Work instructions —
Which lines below contain the word "Daily"? Copy each of them.

[Collected data]

*** Block opens ***

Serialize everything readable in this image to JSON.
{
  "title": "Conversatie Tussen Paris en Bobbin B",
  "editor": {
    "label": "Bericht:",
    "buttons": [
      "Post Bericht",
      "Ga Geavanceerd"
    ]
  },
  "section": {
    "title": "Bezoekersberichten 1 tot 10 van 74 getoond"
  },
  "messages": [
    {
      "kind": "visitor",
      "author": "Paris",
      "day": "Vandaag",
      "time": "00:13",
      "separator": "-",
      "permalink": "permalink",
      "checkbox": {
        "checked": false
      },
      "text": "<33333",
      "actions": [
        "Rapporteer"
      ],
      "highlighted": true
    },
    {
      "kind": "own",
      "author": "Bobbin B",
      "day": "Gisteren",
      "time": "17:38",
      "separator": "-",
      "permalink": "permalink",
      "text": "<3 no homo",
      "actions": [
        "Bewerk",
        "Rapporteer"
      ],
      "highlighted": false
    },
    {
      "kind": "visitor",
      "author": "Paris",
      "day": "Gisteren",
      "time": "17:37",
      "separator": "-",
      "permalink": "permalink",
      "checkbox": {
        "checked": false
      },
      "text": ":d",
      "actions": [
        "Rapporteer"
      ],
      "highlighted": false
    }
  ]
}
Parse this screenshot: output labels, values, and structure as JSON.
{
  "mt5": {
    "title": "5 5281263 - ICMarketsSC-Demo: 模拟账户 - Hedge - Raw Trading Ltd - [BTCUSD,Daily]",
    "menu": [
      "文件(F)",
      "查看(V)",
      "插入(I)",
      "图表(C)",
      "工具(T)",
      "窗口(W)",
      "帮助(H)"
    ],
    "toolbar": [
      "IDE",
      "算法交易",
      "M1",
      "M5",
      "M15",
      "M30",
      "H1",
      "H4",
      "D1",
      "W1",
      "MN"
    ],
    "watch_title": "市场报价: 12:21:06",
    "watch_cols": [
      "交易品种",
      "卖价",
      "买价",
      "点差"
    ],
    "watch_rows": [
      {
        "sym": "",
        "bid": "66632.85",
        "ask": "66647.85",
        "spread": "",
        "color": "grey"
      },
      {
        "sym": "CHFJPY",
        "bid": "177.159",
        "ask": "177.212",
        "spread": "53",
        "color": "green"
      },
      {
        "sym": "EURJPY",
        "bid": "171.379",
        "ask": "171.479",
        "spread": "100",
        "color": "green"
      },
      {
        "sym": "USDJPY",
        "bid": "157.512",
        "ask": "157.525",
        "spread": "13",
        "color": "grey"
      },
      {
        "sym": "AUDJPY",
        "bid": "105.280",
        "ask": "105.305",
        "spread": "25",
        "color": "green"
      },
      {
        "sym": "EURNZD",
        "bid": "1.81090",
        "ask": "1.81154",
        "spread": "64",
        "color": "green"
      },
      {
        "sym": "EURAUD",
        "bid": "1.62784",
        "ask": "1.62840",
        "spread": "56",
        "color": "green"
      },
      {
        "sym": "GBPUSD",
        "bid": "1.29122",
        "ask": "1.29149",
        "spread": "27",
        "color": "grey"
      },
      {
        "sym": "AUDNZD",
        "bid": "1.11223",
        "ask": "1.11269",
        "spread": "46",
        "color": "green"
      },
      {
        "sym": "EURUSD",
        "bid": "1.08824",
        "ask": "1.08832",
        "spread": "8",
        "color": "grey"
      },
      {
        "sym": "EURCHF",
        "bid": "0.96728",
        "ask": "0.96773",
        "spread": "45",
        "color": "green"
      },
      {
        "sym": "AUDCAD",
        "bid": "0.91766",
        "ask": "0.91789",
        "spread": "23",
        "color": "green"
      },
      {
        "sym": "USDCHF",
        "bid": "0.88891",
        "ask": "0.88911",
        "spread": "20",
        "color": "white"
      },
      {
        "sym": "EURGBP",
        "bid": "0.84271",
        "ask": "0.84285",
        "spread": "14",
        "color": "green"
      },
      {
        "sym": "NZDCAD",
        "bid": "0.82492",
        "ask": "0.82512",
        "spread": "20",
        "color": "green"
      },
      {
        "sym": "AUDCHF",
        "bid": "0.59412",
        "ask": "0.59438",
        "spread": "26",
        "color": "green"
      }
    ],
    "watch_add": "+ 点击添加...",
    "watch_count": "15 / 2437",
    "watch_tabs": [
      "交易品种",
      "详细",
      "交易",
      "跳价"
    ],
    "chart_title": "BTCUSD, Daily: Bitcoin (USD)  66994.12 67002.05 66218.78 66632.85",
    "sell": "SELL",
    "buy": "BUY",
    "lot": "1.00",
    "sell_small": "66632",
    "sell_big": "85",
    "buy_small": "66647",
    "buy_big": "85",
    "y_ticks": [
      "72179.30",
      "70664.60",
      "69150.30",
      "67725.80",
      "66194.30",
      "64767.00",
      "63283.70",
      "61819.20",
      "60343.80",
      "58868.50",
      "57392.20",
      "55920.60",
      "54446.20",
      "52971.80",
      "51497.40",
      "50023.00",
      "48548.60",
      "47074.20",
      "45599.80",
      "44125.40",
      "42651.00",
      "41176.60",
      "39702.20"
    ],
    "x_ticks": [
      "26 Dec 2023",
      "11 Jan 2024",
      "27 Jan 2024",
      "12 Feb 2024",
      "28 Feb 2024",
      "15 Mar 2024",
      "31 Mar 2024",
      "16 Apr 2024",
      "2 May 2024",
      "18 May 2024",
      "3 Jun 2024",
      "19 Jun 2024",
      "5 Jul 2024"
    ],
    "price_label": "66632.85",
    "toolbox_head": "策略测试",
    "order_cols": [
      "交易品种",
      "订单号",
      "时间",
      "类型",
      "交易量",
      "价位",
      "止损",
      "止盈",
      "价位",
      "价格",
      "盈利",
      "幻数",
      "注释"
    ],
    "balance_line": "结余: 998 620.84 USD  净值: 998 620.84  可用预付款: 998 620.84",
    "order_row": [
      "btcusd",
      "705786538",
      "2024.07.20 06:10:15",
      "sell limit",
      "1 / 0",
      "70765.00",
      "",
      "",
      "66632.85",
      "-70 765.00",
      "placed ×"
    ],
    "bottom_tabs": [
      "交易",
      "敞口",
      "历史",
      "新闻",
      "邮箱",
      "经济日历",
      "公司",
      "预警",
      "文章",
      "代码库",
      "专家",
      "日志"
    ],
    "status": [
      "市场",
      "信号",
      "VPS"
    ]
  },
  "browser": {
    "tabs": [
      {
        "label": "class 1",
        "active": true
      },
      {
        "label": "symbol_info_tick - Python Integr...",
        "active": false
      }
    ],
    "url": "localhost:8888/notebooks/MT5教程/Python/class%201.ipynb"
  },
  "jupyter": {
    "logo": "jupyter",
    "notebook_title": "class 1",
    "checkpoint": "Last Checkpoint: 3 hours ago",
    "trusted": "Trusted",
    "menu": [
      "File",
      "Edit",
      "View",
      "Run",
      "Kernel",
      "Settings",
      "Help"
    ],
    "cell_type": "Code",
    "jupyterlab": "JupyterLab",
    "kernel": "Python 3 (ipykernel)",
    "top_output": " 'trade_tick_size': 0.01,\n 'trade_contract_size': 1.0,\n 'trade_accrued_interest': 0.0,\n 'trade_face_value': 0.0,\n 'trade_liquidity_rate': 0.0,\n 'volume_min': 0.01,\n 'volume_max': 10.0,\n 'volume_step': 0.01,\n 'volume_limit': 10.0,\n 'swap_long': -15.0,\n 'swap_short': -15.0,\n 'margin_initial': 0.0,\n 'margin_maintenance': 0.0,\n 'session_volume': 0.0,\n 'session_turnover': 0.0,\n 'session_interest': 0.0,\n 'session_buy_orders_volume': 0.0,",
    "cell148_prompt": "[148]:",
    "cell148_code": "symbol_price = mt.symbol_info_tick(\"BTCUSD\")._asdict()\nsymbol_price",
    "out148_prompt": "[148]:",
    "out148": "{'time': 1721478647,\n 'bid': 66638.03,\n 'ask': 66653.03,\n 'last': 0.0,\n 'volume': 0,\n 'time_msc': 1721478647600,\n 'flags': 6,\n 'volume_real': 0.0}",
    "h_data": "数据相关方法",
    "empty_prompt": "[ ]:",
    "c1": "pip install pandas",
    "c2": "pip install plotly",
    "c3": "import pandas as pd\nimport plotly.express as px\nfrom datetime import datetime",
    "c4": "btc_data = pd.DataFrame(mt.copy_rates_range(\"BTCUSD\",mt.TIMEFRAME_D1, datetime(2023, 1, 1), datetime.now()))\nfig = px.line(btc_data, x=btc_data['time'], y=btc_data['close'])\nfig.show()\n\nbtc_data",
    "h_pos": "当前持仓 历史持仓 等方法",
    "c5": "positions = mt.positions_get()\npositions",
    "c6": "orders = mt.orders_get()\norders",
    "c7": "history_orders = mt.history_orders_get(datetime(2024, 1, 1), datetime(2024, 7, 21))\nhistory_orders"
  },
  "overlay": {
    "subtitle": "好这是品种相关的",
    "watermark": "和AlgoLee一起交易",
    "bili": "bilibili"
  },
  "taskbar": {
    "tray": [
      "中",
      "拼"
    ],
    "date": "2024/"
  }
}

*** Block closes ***

Finished exercise —
    "title": "5 5281263 - ICMarketsSC-Demo: 模拟账户 - Hedge - Raw Trading Ltd - [BTCUSD,Daily]",
    "chart_title": "BTCUSD, Daily: Bitcoin (USD)  66994.12 67002.05 66218.78 66632.85",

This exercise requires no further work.